- 2 copies: 3/4 in. dub; and 1/2 in. VHS with time coding.
- Cite As
- Jack L. Holocaust Testimony (HVT-1604). Fortunoff Video Archive for Holocaust Testimonies, Yale University Library.
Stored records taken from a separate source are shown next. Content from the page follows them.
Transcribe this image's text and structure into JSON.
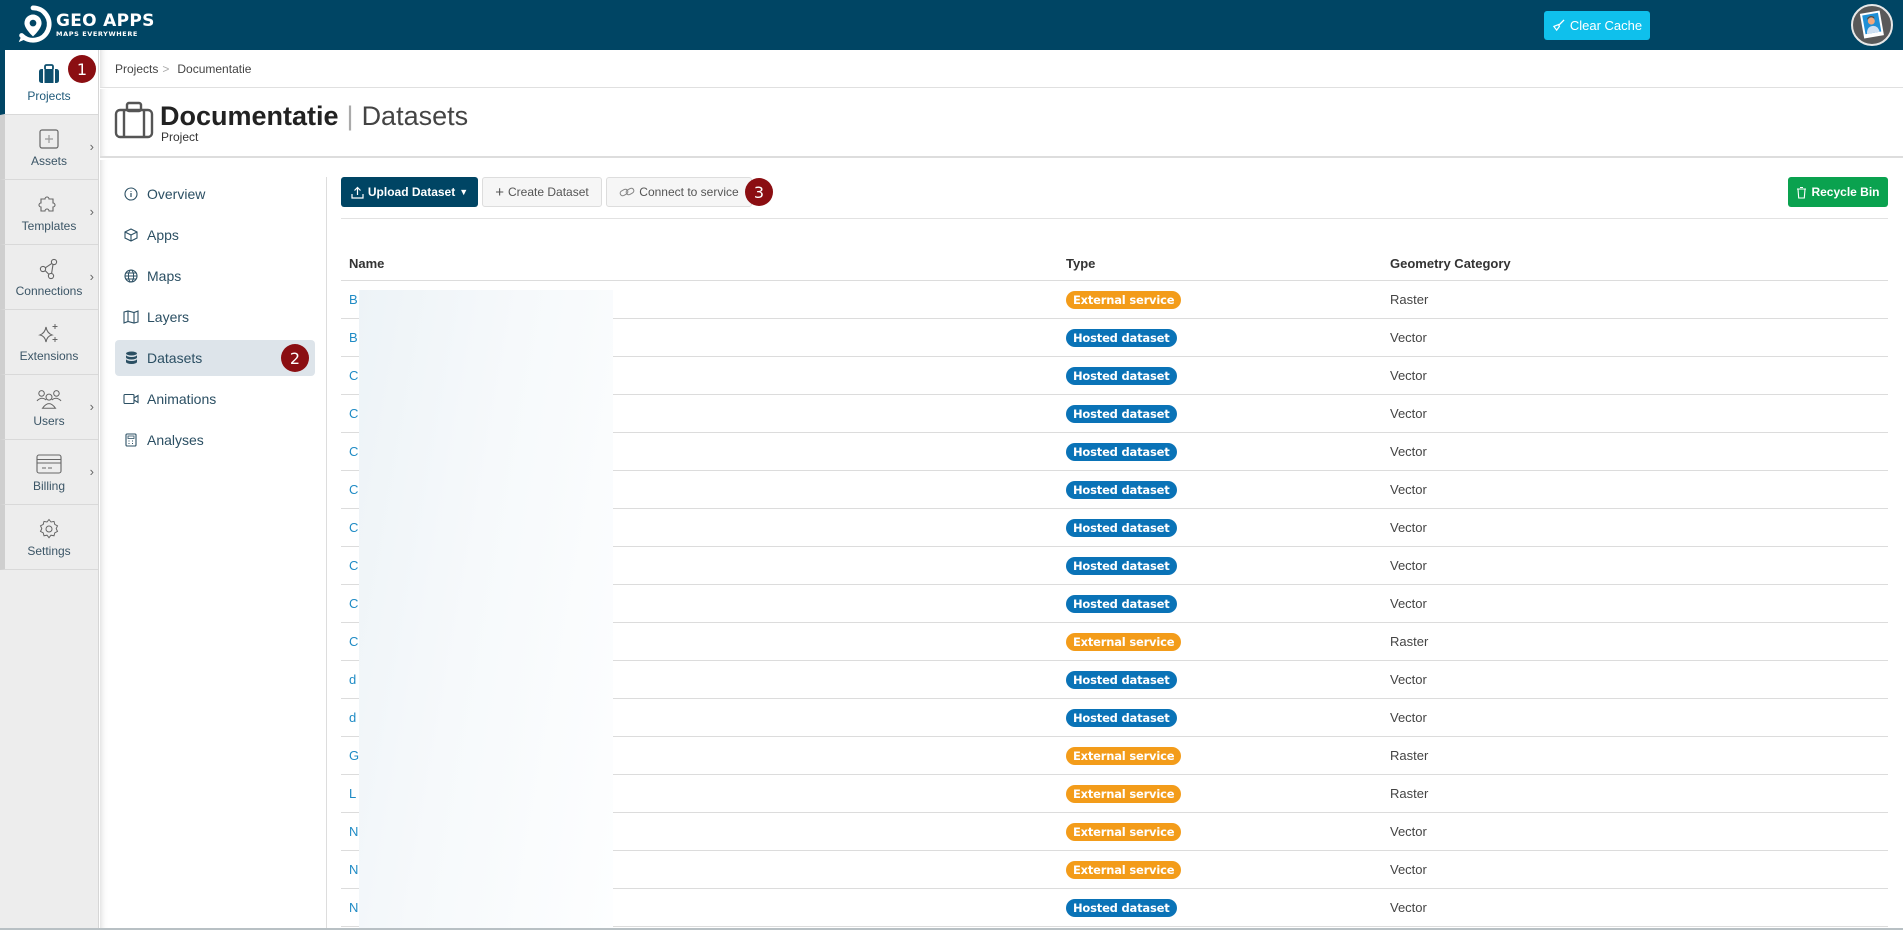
{
  "app": {
    "logo_title": "GEO APPS",
    "logo_subtitle": "MAPS EVERYWHERE",
    "clear_cache_label": "Clear Cache",
    "brand_color": "#004564"
  },
  "sidebar": {
    "items": [
      {
        "label": "Projects",
        "icon": "briefcase-icon",
        "active": true,
        "chevron": false,
        "badge": "1"
      },
      {
        "label": "Assets",
        "icon": "plus-square-icon",
        "active": false,
        "chevron": true
      },
      {
        "label": "Templates",
        "icon": "puzzle-icon",
        "active": false,
        "chevron": true
      },
      {
        "label": "Connections",
        "icon": "share-nodes-icon",
        "active": false,
        "chevron": true
      },
      {
        "label": "Extensions",
        "icon": "sparkle-icon",
        "active": false,
        "chevron": false
      },
      {
        "label": "Users",
        "icon": "users-icon",
        "active": false,
        "chevron": true
      },
      {
        "label": "Billing",
        "icon": "credit-card-icon",
        "active": false,
        "chevron": true
      },
      {
        "label": "Settings",
        "icon": "gear-icon",
        "active": false,
        "chevron": false
      }
    ]
  },
  "breadcrumb": {
    "items": [
      "Projects",
      "Documentatie"
    ],
    "separator": ">"
  },
  "header": {
    "title": "Documentatie",
    "separator": "|",
    "section": "Datasets",
    "caption": "Project"
  },
  "subnav": {
    "items": [
      {
        "label": "Overview",
        "icon": "info-icon",
        "active": false
      },
      {
        "label": "Apps",
        "icon": "cube-icon",
        "active": false
      },
      {
        "label": "Maps",
        "icon": "globe-icon",
        "active": false
      },
      {
        "label": "Layers",
        "icon": "map-icon",
        "active": false
      },
      {
        "label": "Datasets",
        "icon": "database-icon",
        "active": true,
        "badge": "2"
      },
      {
        "label": "Animations",
        "icon": "video-icon",
        "active": false
      },
      {
        "label": "Analyses",
        "icon": "calculator-icon",
        "active": false
      }
    ]
  },
  "toolbar": {
    "upload_label": "Upload Dataset",
    "create_label": "Create Dataset",
    "connect_label": "Connect to service",
    "connect_badge": "3",
    "recycle_label": "Recycle Bin"
  },
  "table": {
    "columns": [
      "Name",
      "Type",
      "Geometry Category"
    ],
    "type_colors": {
      "External service": "#f39c1a",
      "Hosted dataset": "#0a73b7"
    },
    "rows": [
      {
        "name": "B",
        "type": "External service",
        "geometry": "Raster"
      },
      {
        "name": "B",
        "type": "Hosted dataset",
        "geometry": "Vector"
      },
      {
        "name": "C",
        "type": "Hosted dataset",
        "geometry": "Vector"
      },
      {
        "name": "C",
        "type": "Hosted dataset",
        "geometry": "Vector"
      },
      {
        "name": "C",
        "type": "Hosted dataset",
        "geometry": "Vector"
      },
      {
        "name": "C",
        "type": "Hosted dataset",
        "geometry": "Vector"
      },
      {
        "name": "C",
        "type": "Hosted dataset",
        "geometry": "Vector"
      },
      {
        "name": "C",
        "type": "Hosted dataset",
        "geometry": "Vector"
      },
      {
        "name": "C",
        "type": "Hosted dataset",
        "geometry": "Vector"
      },
      {
        "name": "C",
        "type": "External service",
        "geometry": "Raster"
      },
      {
        "name": "d",
        "type": "Hosted dataset",
        "geometry": "Vector"
      },
      {
        "name": "d",
        "type": "Hosted dataset",
        "geometry": "Vector"
      },
      {
        "name": "G",
        "type": "External service",
        "geometry": "Raster"
      },
      {
        "name": "L",
        "type": "External service",
        "geometry": "Raster"
      },
      {
        "name": "N",
        "type": "External service",
        "geometry": "Vector"
      },
      {
        "name": "N",
        "type": "External service",
        "geometry": "Vector"
      },
      {
        "name": "N",
        "type": "Hosted dataset",
        "geometry": "Vector"
      }
    ]
  }
}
Videotape testimony of Jack L., who was born in Berlin, Germany in 1910. In an unusually detailed testimony, he recounts his musical education; emigration to Amersfoort, Holland; his musical career; activities in the Dutch underground; deportation to Westerbork, then Auschwitz; and witnessing atrocities. Mr. L. recalls transfer to Monowitz; work for I.G. Farben; teaching accordion to a German officer resulting in extra food and privileges; giving food to a boy whom he took home with him after the war; the influx of Hungarian Jews and acceleration of killing; work in the musicians unit; and the hanging of prisoners who attempted to escape, and others randomly chosen for retribution, including a Polish priest who volunteered in place of another. He describes leaving Auschwitz January 18, 1945; transport to Nordhausen; prisoners sabotaging V2 rockets by urinating on parts; public hanging of saboteurs who were caught; transfer to Bergen-Belsen; and liberation by American forces. Mr. L. tells of prisoners killing German guards; returning to Amersfoort; enlisting in the Canadian army in which he played in the band; and emigration to the United States. He discusses confronting Wernher Von Braun about Nordhausen and his complicity in events there and he shows a book which was a gift from the Dutch underground.